Task statement - Type out all the records once more, exactly.

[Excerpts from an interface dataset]
►
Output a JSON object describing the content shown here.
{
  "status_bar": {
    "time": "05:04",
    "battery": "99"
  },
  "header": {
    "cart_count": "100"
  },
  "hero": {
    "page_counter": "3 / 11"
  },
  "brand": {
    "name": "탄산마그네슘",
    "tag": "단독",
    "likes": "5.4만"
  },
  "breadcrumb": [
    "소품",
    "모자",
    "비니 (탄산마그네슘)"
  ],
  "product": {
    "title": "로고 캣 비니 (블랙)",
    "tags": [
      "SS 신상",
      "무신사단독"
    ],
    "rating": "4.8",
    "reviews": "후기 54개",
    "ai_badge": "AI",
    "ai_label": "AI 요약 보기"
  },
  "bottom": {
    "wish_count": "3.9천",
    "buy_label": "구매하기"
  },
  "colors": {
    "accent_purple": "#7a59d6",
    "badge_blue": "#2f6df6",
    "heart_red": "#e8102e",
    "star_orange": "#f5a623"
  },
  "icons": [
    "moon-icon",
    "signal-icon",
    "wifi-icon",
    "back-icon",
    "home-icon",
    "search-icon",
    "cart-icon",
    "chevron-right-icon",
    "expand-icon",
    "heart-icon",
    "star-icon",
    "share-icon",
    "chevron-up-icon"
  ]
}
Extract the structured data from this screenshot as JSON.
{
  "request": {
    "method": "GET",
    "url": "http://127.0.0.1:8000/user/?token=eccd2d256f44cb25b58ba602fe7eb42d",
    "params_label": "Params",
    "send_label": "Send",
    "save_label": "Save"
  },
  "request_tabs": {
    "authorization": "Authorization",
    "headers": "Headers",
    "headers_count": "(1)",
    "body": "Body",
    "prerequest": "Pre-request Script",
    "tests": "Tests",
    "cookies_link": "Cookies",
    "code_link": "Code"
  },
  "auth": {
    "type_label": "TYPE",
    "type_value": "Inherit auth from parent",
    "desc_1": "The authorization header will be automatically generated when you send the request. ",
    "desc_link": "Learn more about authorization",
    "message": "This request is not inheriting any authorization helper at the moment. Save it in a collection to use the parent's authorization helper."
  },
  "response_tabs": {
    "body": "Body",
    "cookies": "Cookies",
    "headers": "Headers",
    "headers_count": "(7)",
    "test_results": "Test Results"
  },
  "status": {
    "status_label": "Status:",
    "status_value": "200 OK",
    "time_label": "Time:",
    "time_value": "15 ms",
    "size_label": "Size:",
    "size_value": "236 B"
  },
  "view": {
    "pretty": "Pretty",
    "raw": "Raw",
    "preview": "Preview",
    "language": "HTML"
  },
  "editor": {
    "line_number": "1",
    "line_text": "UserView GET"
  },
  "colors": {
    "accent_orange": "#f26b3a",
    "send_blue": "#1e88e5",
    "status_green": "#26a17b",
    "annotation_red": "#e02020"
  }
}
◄
Task solution -
Output a JSON object describing the content shown here.
{
  "status_bar": {
    "time": "05:04",
    "battery": "99"
  },
  "header": {
    "cart_count": "100"
  },
  "hero": {
    "page_counter": "3 / 11"
  },
  "brand": {
    "name": "탄산마그네슘",
    "tag": "단독",
    "likes": "5.4만"
  },
  "breadcrumb": [
    "소품",
    "모자",
    "비니 (탄산마그네슘)"
  ],
  "product": {
    "title": "로고 캣 비니 (블랙)",
    "tags": [
      "SS 신상",
      "무신사단독"
    ],
    "rating": "4.8",
    "reviews": "후기 54개",
    "ai_badge": "AI",
    "ai_label": "AI 요약 보기"
  },
  "bottom": {
    "wish_count": "3.9천",
    "buy_label": "구매하기"
  },
  "colors": {
    "accent_purple": "#7a59d6",
    "badge_blue": "#2f6df6",
    "heart_red": "#e8102e",
    "star_orange": "#f5a623"
  },
  "icons": [
    "moon-icon",
    "signal-icon",
    "wifi-icon",
    "back-icon",
    "home-icon",
    "search-icon",
    "cart-icon",
    "chevron-right-icon",
    "expand-icon",
    "heart-icon",
    "star-icon",
    "share-icon",
    "chevron-up-icon"
  ]
}
Extract the structured data from this screenshot as JSON.
{
  "request": {
    "method": "GET",
    "url": "http://127.0.0.1:8000/user/?token=eccd2d256f44cb25b58ba602fe7eb42d",
    "params_label": "Params",
    "send_label": "Send",
    "save_label": "Save"
  },
  "request_tabs": {
    "authorization": "Authorization",
    "headers": "Headers",
    "headers_count": "(1)",
    "body": "Body",
    "prerequest": "Pre-request Script",
    "tests": "Tests",
    "cookies_link": "Cookies",
    "code_link": "Code"
  },
  "auth": {
    "type_label": "TYPE",
    "type_value": "Inherit auth from parent",
    "desc_1": "The authorization header will be automatically generated when you send the request. ",
    "desc_link": "Learn more about authorization",
    "message": "This request is not inheriting any authorization helper at the moment. Save it in a collection to use the parent's authorization helper."
  },
  "response_tabs": {
    "body": "Body",
    "cookies": "Cookies",
    "headers": "Headers",
    "headers_count": "(7)",
    "test_results": "Test Results"
  },
  "status": {
    "status_label": "Status:",
    "status_value": "200 OK",
    "time_label": "Time:",
    "time_value": "15 ms",
    "size_label": "Size:",
    "size_value": "236 B"
  },
  "view": {
    "pretty": "Pretty",
    "raw": "Raw",
    "preview": "Preview",
    "language": "HTML"
  },
  "editor": {
    "line_number": "1",
    "line_text": "UserView GET"
  },
  "colors": {
    "accent_orange": "#f26b3a",
    "send_blue": "#1e88e5",
    "status_green": "#26a17b",
    "annotation_red": "#e02020"
  }
}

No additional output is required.